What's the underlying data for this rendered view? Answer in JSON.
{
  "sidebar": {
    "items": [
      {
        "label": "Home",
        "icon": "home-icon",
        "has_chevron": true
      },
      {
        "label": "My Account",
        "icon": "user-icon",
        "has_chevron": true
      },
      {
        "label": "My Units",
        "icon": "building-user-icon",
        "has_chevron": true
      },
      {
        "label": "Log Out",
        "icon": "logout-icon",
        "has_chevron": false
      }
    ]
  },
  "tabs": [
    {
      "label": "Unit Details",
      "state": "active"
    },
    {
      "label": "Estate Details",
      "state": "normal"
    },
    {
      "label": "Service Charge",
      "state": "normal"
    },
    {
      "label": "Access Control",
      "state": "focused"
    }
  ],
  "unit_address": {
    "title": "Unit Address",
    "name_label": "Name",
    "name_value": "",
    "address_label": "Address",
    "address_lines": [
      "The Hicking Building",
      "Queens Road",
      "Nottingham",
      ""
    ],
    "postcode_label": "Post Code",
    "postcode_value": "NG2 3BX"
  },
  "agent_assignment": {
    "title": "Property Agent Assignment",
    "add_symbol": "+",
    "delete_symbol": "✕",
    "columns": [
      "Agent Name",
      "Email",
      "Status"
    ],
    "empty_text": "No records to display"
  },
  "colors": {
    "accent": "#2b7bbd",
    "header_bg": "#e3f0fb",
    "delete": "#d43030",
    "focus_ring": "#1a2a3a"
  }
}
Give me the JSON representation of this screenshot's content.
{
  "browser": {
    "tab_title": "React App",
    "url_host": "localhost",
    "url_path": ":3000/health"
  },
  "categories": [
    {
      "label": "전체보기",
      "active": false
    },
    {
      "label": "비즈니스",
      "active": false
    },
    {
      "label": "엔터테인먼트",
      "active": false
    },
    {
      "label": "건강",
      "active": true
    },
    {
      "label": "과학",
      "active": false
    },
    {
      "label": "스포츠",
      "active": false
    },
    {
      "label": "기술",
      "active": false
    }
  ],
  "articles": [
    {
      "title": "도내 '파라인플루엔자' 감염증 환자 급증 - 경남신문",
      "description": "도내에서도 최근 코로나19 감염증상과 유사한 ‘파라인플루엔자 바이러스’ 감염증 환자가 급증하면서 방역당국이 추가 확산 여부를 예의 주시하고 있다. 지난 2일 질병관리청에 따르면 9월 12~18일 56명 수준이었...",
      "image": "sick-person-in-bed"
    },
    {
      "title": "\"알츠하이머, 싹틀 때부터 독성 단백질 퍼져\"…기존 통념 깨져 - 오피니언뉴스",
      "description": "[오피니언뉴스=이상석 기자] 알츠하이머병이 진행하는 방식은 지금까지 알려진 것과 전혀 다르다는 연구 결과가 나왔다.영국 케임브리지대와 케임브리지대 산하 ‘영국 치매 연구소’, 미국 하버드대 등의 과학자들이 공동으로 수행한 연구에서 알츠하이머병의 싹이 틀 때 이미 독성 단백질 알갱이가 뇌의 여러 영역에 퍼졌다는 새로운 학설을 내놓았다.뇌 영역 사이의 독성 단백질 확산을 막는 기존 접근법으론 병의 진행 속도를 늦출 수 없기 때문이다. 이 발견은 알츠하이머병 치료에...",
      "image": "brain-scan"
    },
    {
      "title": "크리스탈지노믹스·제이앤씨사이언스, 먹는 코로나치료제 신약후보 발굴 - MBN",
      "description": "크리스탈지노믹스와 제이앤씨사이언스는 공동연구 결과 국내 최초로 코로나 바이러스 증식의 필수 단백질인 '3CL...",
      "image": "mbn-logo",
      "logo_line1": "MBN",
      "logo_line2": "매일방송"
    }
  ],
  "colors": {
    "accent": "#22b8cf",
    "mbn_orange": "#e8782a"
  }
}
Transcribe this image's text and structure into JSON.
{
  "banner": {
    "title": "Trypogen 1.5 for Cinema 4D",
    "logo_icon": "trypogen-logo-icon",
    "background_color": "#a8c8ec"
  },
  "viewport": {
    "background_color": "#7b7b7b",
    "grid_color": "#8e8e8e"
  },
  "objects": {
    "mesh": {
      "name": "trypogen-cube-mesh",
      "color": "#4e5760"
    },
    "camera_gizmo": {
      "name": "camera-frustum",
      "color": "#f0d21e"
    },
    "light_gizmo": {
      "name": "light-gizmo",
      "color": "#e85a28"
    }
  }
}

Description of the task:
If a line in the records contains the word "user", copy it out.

Result for this exercise:
        "icon": "user-icon",
        "icon": "building-user-icon",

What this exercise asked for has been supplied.